ABOUT THIS EXERCISE => Where the string "icon" occurs in a line of the entries below, copy that line.

(Interface dataset entries)
···
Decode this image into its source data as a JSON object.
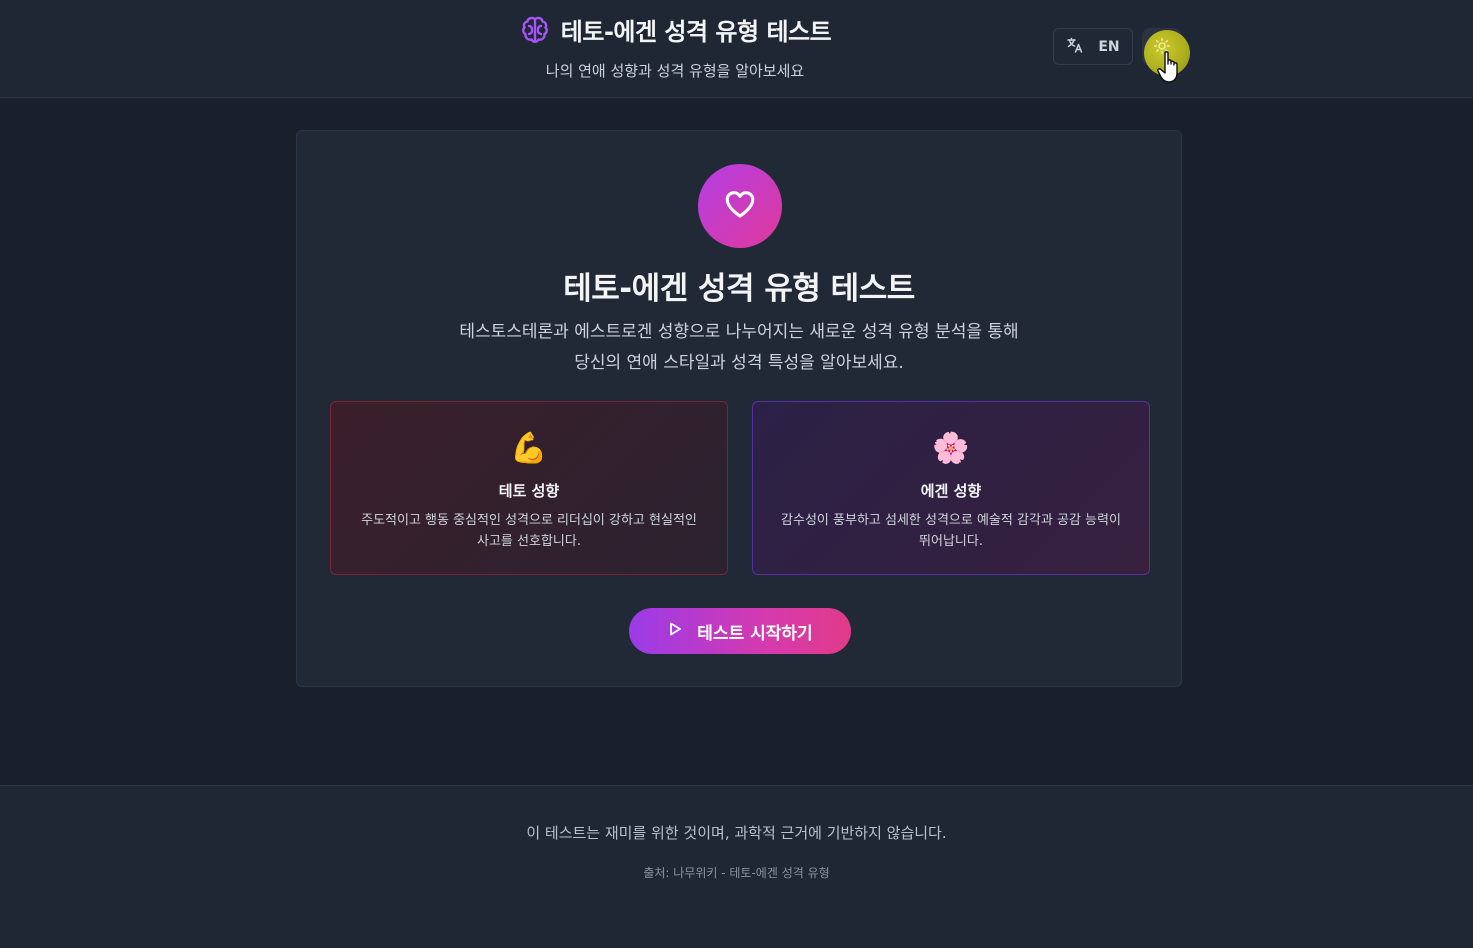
{
  "header": {
    "title": "테토-에겐 성격 유형 테스트",
    "subtitle": "나의 연애 성향과 성격 유형을 알아보세요",
    "brand_icon": "brain-icon",
    "language": {
      "icon": "translate-icon",
      "label": "EN"
    },
    "theme_toggle": {
      "icon": "sun-icon"
    }
  },
  "main": {
    "hero_icon": "heart-icon",
    "title": "테토-에겐 성격 유형 테스트",
    "description_line1": "테스토스테론과 에스트로겐 성향으로 나누어지는 새로운 성격 유형 분석을 통해",
    "description_line2": "당신의 연애 스타일과 성격 특성을 알아보세요.",
    "types": [
      {
        "emoji": "💪",
        "name": "테토 성향",
        "description": "주도적이고 행동 중심적인 성격으로 리더십이 강하고 현실적인 사고를 선호합니다."
      },
      {
        "emoji": "🌸",
        "name": "에겐 성향",
        "description": "감수성이 풍부하고 섬세한 성격으로 예술적 감각과 공감 능력이 뛰어납니다."
      }
    ],
    "start_button": {
      "icon": "play-icon",
      "label": "테스트 시작하기"
    }
  },
  "footer": {
    "disclaimer": "이 테스트는 재미를 위한 것이며, 과학적 근거에 기반하지 않습니다.",
    "source": "출처: 나무위키 - 테토-에겐 성격 유형"
  },
  "colors": {
    "accent_purple": "#a13ee6",
    "accent_pink": "#e0399a",
    "teto_border": "#7a2533",
    "egen_border": "#5b2ea2",
    "background": "#1b2230"
  }
}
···
EXERCISE OUTPUT =>
    "brand_icon": "brain-icon",
      "icon": "translate-icon",
      "icon": "sun-icon"
    "hero_icon": "heart-icon",
      "icon": "play-icon",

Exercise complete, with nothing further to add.